Vigilant, frequent follow-up after hospital discharge
Optimization of medical therapy (ensuring patients are prescribed the appropriate drugs in appropriate doses) with published guidelines based on large-scale randomized, controlled clinical trials
Information systems that support effective point-of-care evidence-based clinical decision making (e.g. registries, patient records, laboratory information, prompts and reminders, self-management tools, etc.)
Components of Successful Healthcare Delivery Models for Heart Failure (Part II)
Increased access to healthcare professionals for problems by telephone or “walk-in” appointment
Early attention to signs and symptoms of fluid overload (ie, flexible diuretic regimen)
Supplementation of in-hospital education with outpatient education
Coordination with home health agencies where appropriate
Attention to behavioral strategies to increase compliance
Emphasis on addressing personal, financial, and social barriers to compliance
Assessment and assistance in management of social and financial concerns
Adaptable to communities without academic medical centers
Cost-effective and clinically relevant performance measurement systems
Many non-academic health systems do not have direct and ready access to nationally recognized clinical expertise for Heart Failure—such access can make a huge difference in quality improvement efforts
Appropriate organizational goals and incentives based upon standardized (ACC-AHA) quality measurements are powerful motivators for promoting and improving quality (Standardized “tools” are less important.)
Making the transition from focusing on acute hospital management to reducing hospital readmissions for HF is difficult and currently not profitable for most hospital systems; hospitals must now focus more on chronic care
Significant expertise in evidence-based HF care can be provided by well-trained “Heart Failure Advocates” without advanced-practice nursing training to improve quality of care and prevent readmissions for patients with chronic HF
Heart Failure Advocate: A Critical Link to Chronic Care Coordination Presented By: Barb Markward RN, BSN, CCRN Heart Failure Advocate St. Rita’s Medical Center, Lima, Ohio
CM-48 yr. old female, non-English speaking Hispanic with Hx of CHF, HTN, Diastolic Dysfunction with EF 45-50%. CM had 10 hospital admits from 1/04 to 6/04 R/T noncompliance issues.
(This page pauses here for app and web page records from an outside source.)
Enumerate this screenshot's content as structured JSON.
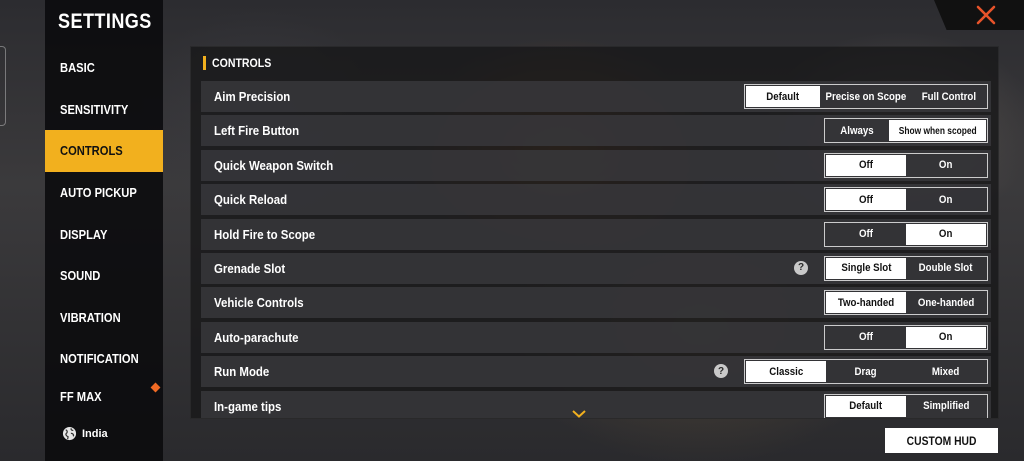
{
  "sidebar": {
    "title": "SETTINGS",
    "items": [
      {
        "label": "BASIC",
        "active": false
      },
      {
        "label": "SENSITIVITY",
        "active": false
      },
      {
        "label": "CONTROLS",
        "active": true
      },
      {
        "label": "AUTO PICKUP",
        "active": false
      },
      {
        "label": "DISPLAY",
        "active": false
      },
      {
        "label": "SOUND",
        "active": false
      },
      {
        "label": "VIBRATION",
        "active": false
      },
      {
        "label": "NOTIFICATION",
        "active": false
      },
      {
        "label": "FF MAX",
        "active": false
      }
    ],
    "region": "India",
    "notification_dot_color": "#f06a24"
  },
  "section": {
    "title": "CONTROLS",
    "accent_color": "#f2b01e"
  },
  "rows": [
    {
      "label": "Aim Precision",
      "options": [
        "Default",
        "Precise on Scope",
        "Full Control"
      ],
      "selected": 0
    },
    {
      "label": "Left Fire Button",
      "options": [
        "Always",
        "Show when scoped"
      ],
      "selected": 1
    },
    {
      "label": "Quick Weapon Switch",
      "options": [
        "Off",
        "On"
      ],
      "selected": 0
    },
    {
      "label": "Quick Reload",
      "options": [
        "Off",
        "On"
      ],
      "selected": 0
    },
    {
      "label": "Hold Fire to Scope",
      "options": [
        "Off",
        "On"
      ],
      "selected": 1
    },
    {
      "label": "Grenade Slot",
      "options": [
        "Single Slot",
        "Double Slot"
      ],
      "selected": 0,
      "help": "?"
    },
    {
      "label": "Vehicle Controls",
      "options": [
        "Two-handed",
        "One-handed"
      ],
      "selected": 0
    },
    {
      "label": "Auto-parachute",
      "options": [
        "Off",
        "On"
      ],
      "selected": 1
    },
    {
      "label": "Run Mode",
      "options": [
        "Classic",
        "Drag",
        "Mixed"
      ],
      "selected": 0,
      "help": "?"
    },
    {
      "label": "In-game tips",
      "options": [
        "Default",
        "Simplified"
      ],
      "selected": 0
    }
  ],
  "buttons": {
    "custom_hud": "CUSTOM HUD"
  },
  "colors": {
    "accent": "#f2b01e",
    "close": "#e8532a"
  }
}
Daughters interpreted discharge instructions. Patient was referred to Medcare Clinic and CHF Clinic numerous times but never showed up for appointments.
• Referred patient to Medcare Clinic and attended apt with patient and caregiver.
• Intervened with physician and obtained referral to Home Health and the CHF Clinic.
• Visited home-no lasix, no scale. Educated Home Health RN, patient, and family and provided scale and pillbox.
• Integrated all services: CHF Clinic, Medcare Clinic, and Home Health.
• Patient and daughters reduced hospitalizations from 10 to 3 admissions 2 nd half 2004 R/T Renal Failure and 1 OBS stay in 2005.
• Patient was started on Hemodialysis 4/05 and moved to Columbus.
The National Heart Failure Training Program seeks to educate physicians and other healthcare professionals in best practices for treating heart failure by providing both didactic sessions and preceptorships through its network of heart failure centers across the country.